## Exercise instructions
Leave every picture behind and copy the rest of the entries below exactly.

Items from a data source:

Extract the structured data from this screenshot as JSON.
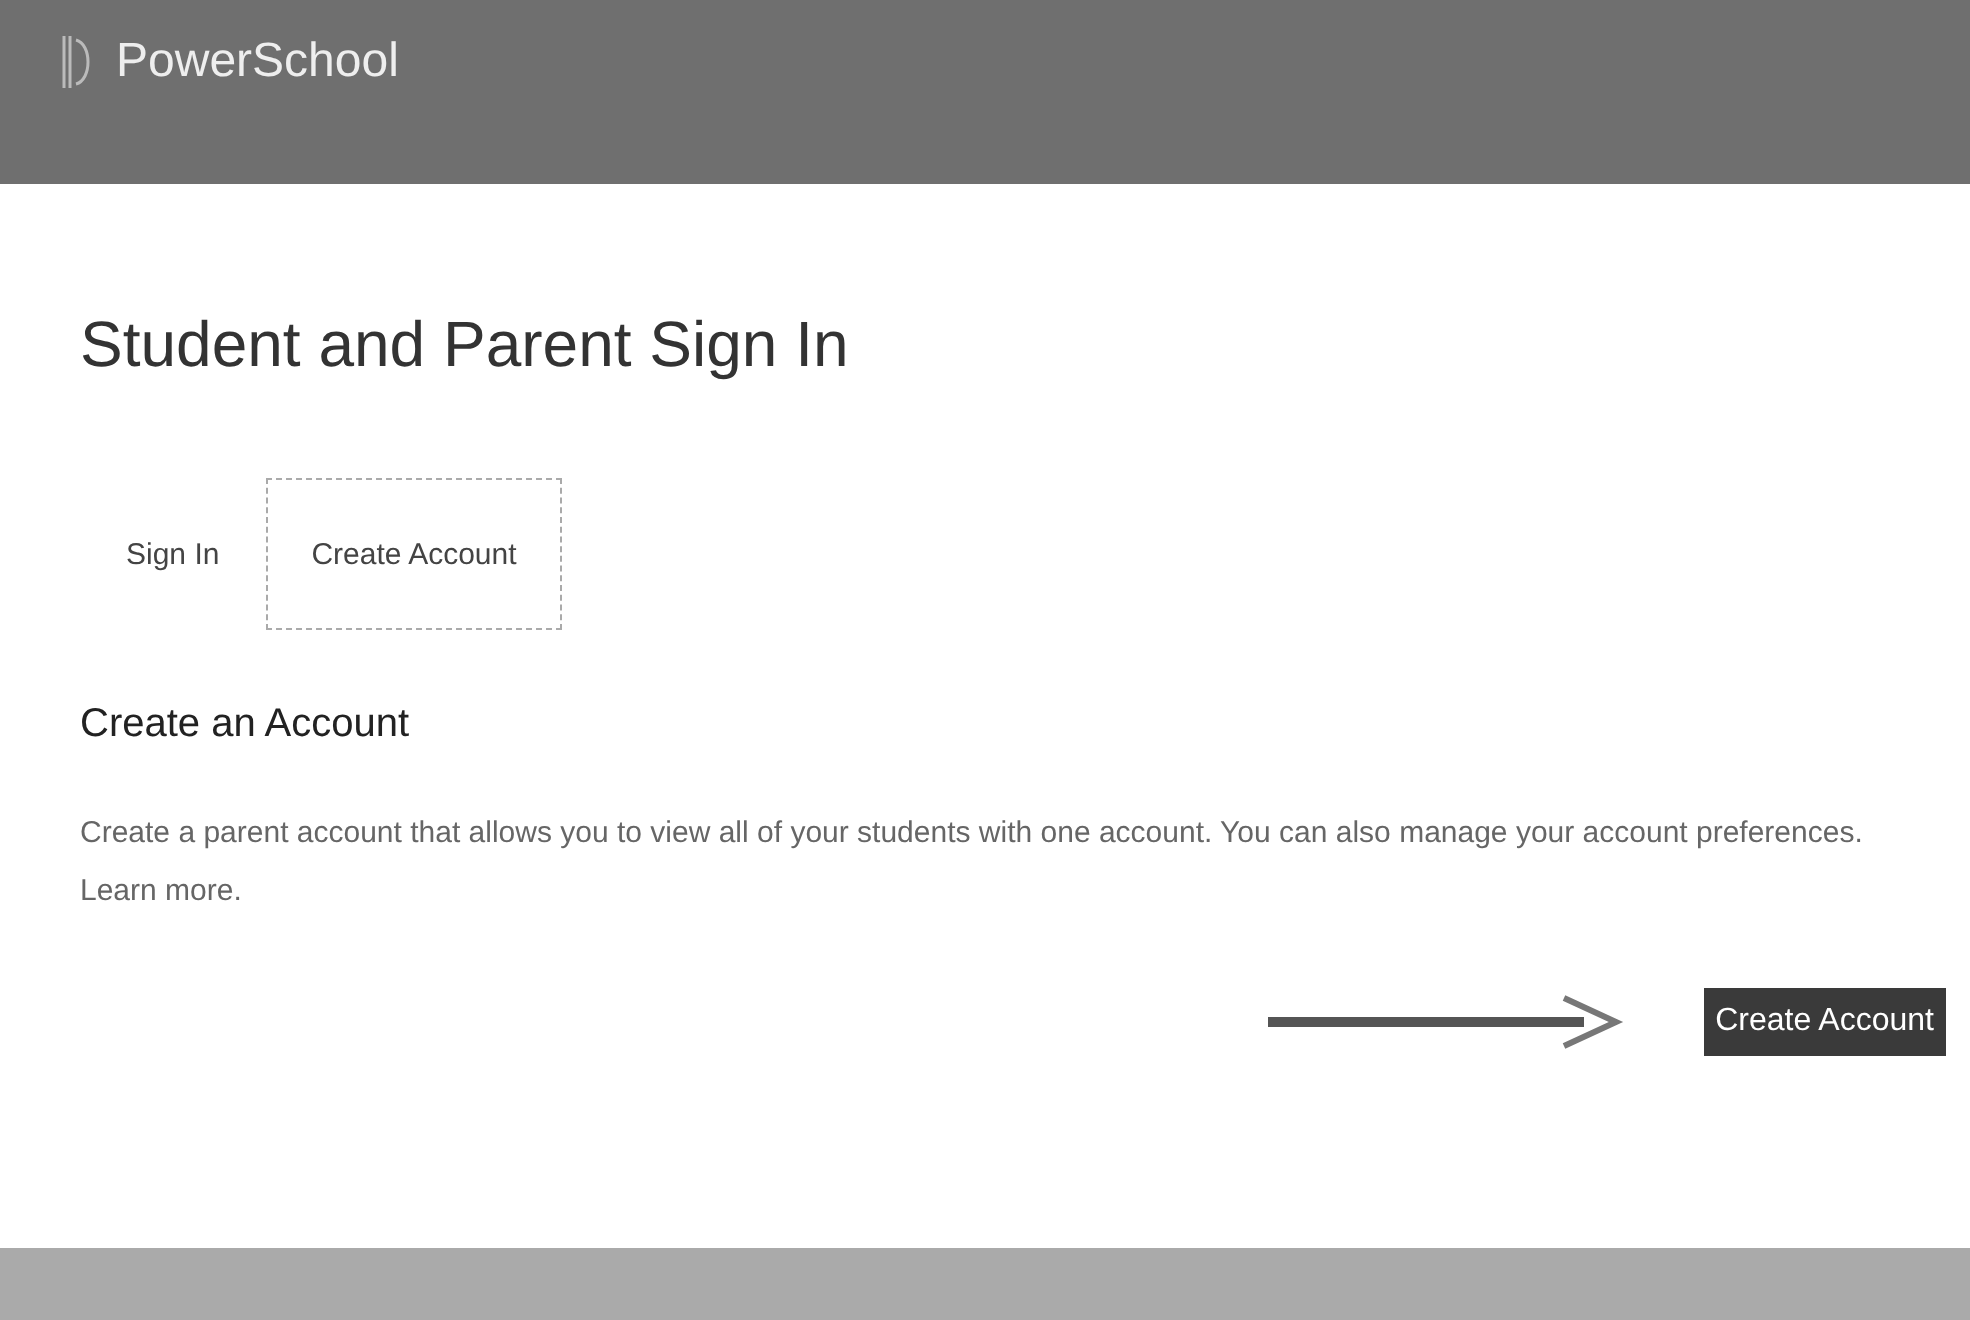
{
  "header": {
    "brand": "PowerSchool"
  },
  "title": "Student and Parent Sign In",
  "tabs": [
    {
      "label": "Sign In",
      "selected": false
    },
    {
      "label": "Create Account",
      "selected": true
    }
  ],
  "section": {
    "heading": "Create an Account",
    "text": "Create a parent account that allows you to view all of your students with one account. You can also manage your account preferences.",
    "link": "Learn more."
  },
  "button": "Create Account"
}
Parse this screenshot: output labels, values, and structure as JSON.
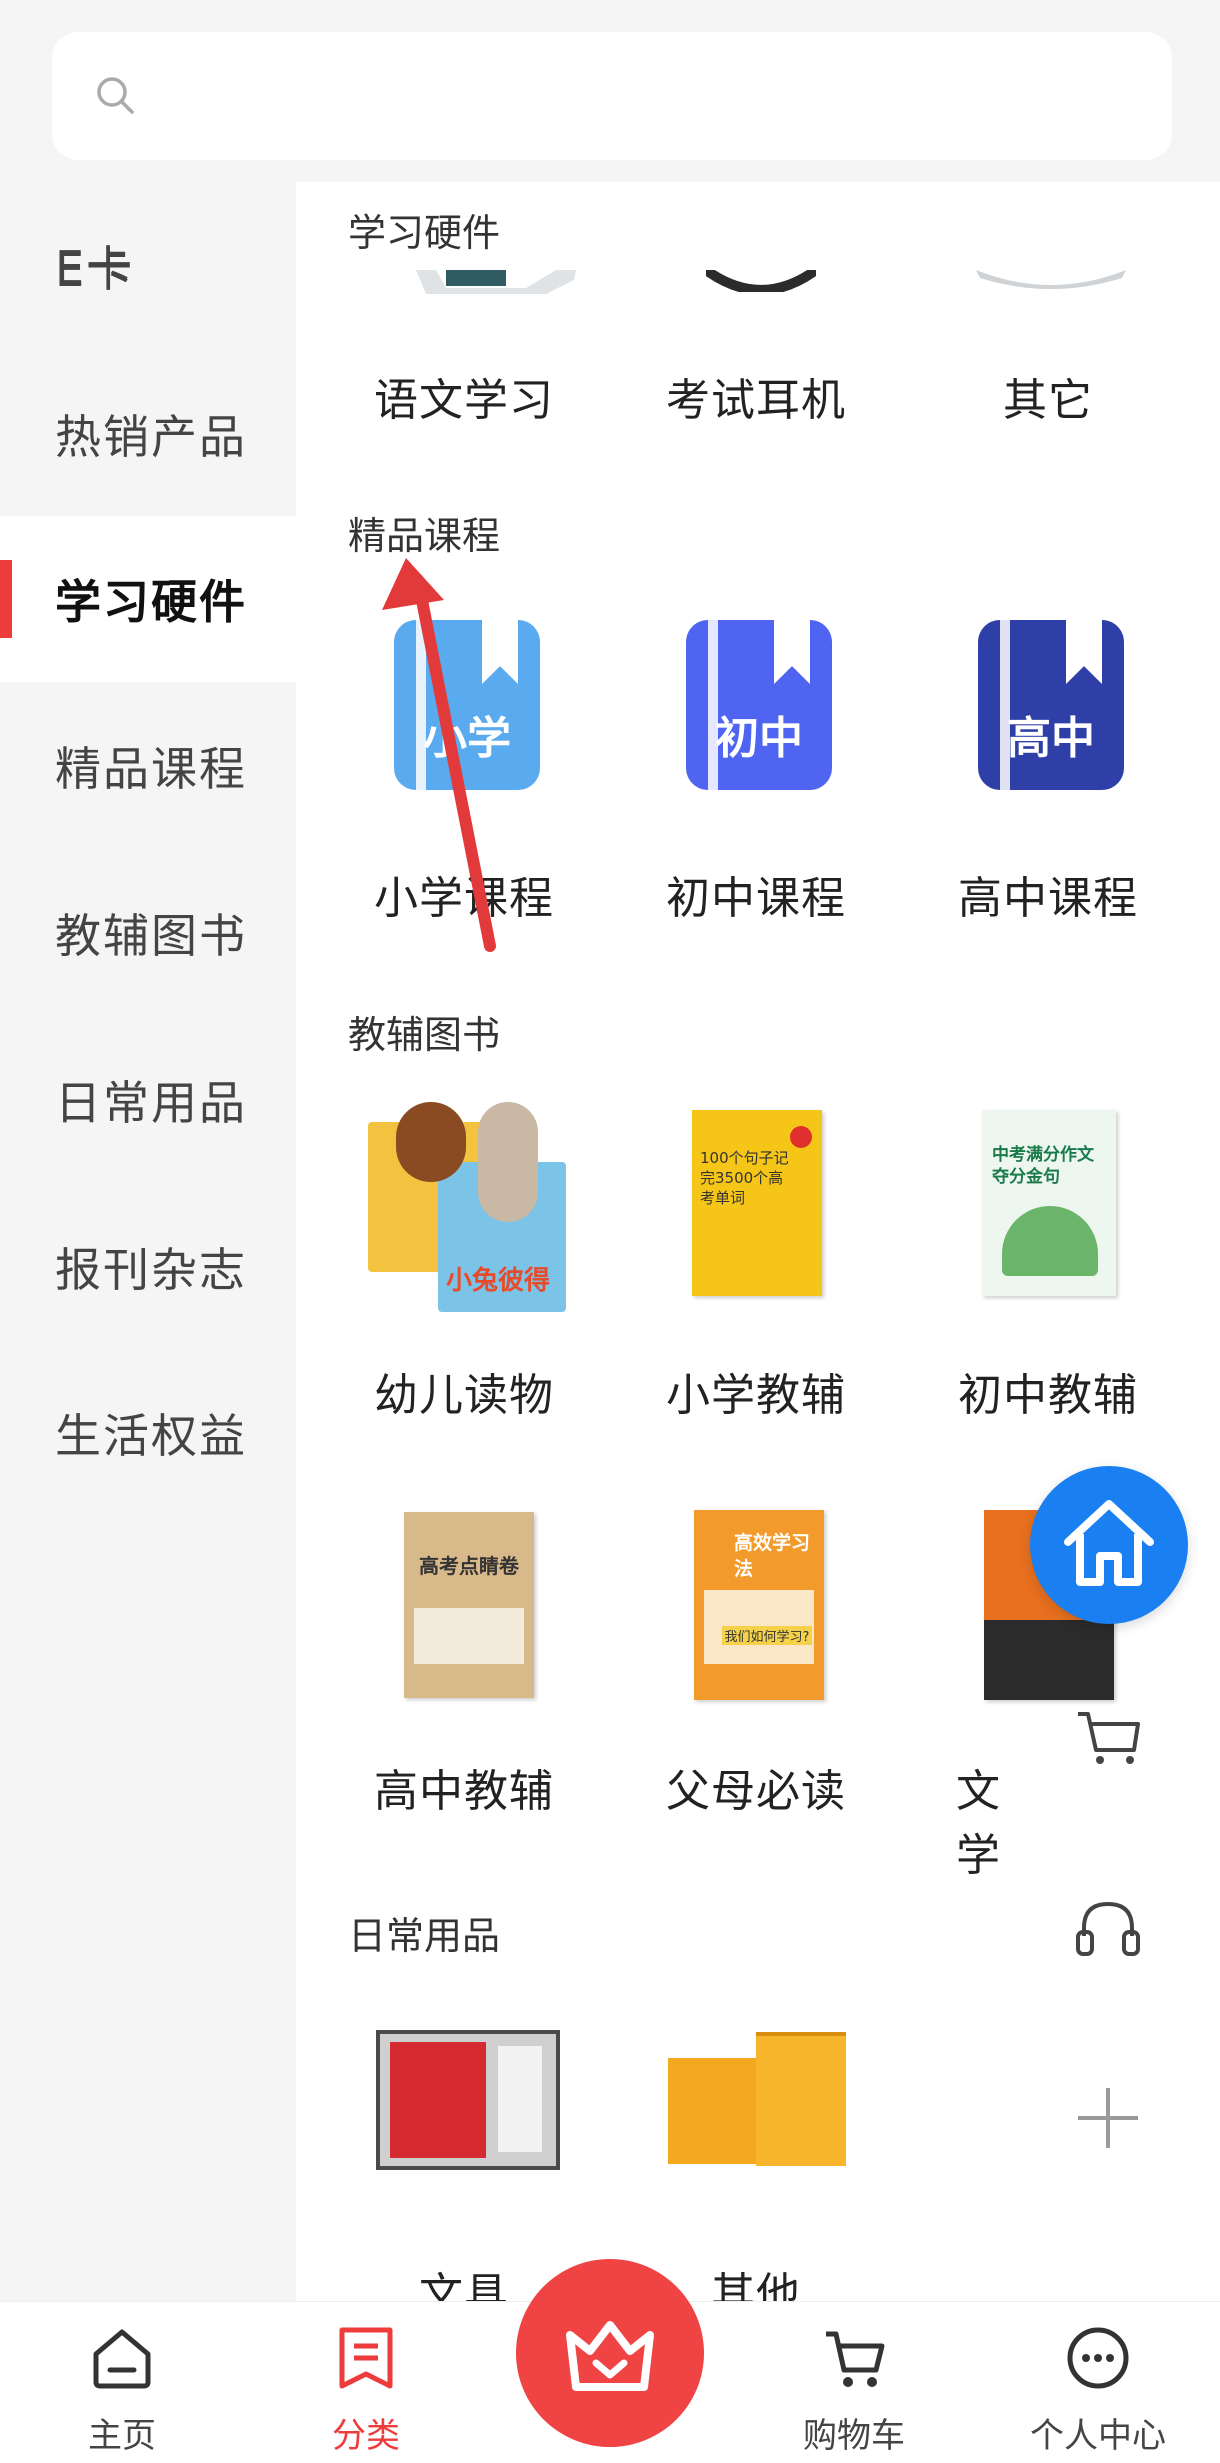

## Solution for this exercise
Extract the structured data from this screenshot as JSON.
{
  "header": {
    "brand": "PowerSchool"
  },
  "title": "Student and Parent Sign In",
  "tabs": [
    {
      "label": "Sign In",
      "selected": false
    },
    {
      "label": "Create Account",
      "selected": true
    }
  ],
  "section": {
    "heading": "Create an Account",
    "text": "Create a parent account that allows you to view all of your students with one account. You can also manage your account preferences.",
    "link": "Learn more."
  },
  "button": "Create Account"
}
Parse this screenshot: output labels, values, and structure as JSON.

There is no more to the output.